=== Dataset extract ===
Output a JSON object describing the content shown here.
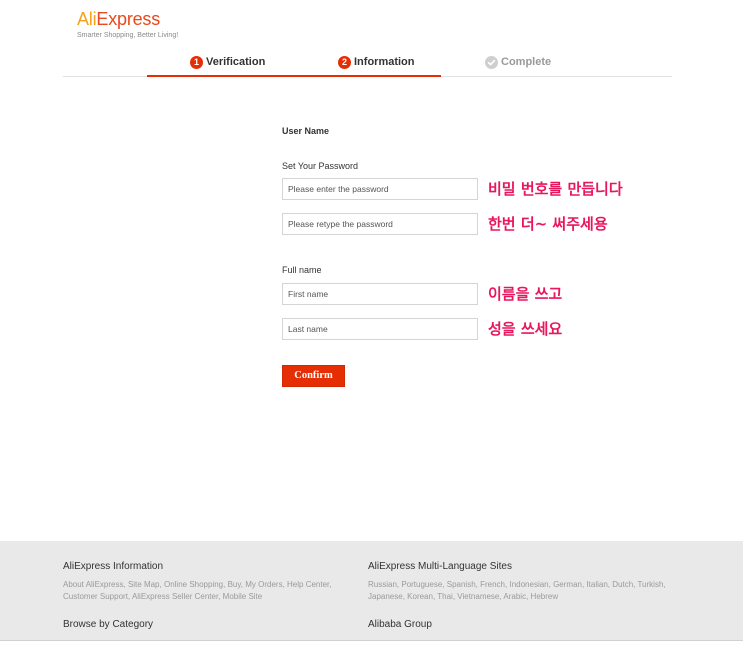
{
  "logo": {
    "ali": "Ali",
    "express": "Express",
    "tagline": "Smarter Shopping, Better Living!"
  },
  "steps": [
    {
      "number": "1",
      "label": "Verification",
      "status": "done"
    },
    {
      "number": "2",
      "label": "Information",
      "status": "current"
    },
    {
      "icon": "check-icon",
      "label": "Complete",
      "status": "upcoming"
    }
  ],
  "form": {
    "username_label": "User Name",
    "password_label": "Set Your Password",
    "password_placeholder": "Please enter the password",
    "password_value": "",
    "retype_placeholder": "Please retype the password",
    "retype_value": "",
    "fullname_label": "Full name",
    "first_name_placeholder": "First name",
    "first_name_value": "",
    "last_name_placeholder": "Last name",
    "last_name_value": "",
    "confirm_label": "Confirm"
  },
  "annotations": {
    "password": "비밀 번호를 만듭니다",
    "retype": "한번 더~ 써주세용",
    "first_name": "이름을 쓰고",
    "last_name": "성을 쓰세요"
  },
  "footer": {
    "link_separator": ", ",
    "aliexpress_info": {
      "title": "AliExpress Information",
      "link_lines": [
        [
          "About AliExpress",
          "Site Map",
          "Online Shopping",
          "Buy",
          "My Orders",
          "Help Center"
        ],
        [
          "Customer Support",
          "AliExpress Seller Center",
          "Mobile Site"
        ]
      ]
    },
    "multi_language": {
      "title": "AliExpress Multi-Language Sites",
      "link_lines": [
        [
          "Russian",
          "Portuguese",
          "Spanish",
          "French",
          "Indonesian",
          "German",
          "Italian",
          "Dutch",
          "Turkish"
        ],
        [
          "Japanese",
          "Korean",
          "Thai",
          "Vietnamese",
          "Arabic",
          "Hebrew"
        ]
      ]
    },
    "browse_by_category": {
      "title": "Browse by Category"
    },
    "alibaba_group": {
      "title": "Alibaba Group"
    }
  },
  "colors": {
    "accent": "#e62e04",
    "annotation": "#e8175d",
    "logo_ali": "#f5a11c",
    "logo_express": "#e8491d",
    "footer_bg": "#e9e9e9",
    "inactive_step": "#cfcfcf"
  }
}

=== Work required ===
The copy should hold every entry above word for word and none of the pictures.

=== Expected answer ===
Output a JSON object describing the content shown here.
{
  "logo": {
    "ali": "Ali",
    "express": "Express",
    "tagline": "Smarter Shopping, Better Living!"
  },
  "steps": [
    {
      "number": "1",
      "label": "Verification",
      "status": "done"
    },
    {
      "number": "2",
      "label": "Information",
      "status": "current"
    },
    {
      "icon": "check-icon",
      "label": "Complete",
      "status": "upcoming"
    }
  ],
  "form": {
    "username_label": "User Name",
    "password_label": "Set Your Password",
    "password_placeholder": "Please enter the password",
    "password_value": "",
    "retype_placeholder": "Please retype the password",
    "retype_value": "",
    "fullname_label": "Full name",
    "first_name_placeholder": "First name",
    "first_name_value": "",
    "last_name_placeholder": "Last name",
    "last_name_value": "",
    "confirm_label": "Confirm"
  },
  "annotations": {
    "password": "비밀 번호를 만듭니다",
    "retype": "한번 더~ 써주세용",
    "first_name": "이름을 쓰고",
    "last_name": "성을 쓰세요"
  },
  "footer": {
    "link_separator": ", ",
    "aliexpress_info": {
      "title": "AliExpress Information",
      "link_lines": [
        [
          "About AliExpress",
          "Site Map",
          "Online Shopping",
          "Buy",
          "My Orders",
          "Help Center"
        ],
        [
          "Customer Support",
          "AliExpress Seller Center",
          "Mobile Site"
        ]
      ]
    },
    "multi_language": {
      "title": "AliExpress Multi-Language Sites",
      "link_lines": [
        [
          "Russian",
          "Portuguese",
          "Spanish",
          "French",
          "Indonesian",
          "German",
          "Italian",
          "Dutch",
          "Turkish"
        ],
        [
          "Japanese",
          "Korean",
          "Thai",
          "Vietnamese",
          "Arabic",
          "Hebrew"
        ]
      ]
    },
    "browse_by_category": {
      "title": "Browse by Category"
    },
    "alibaba_group": {
      "title": "Alibaba Group"
    }
  },
  "colors": {
    "accent": "#e62e04",
    "annotation": "#e8175d",
    "logo_ali": "#f5a11c",
    "logo_express": "#e8491d",
    "footer_bg": "#e9e9e9",
    "inactive_step": "#cfcfcf"
  }
}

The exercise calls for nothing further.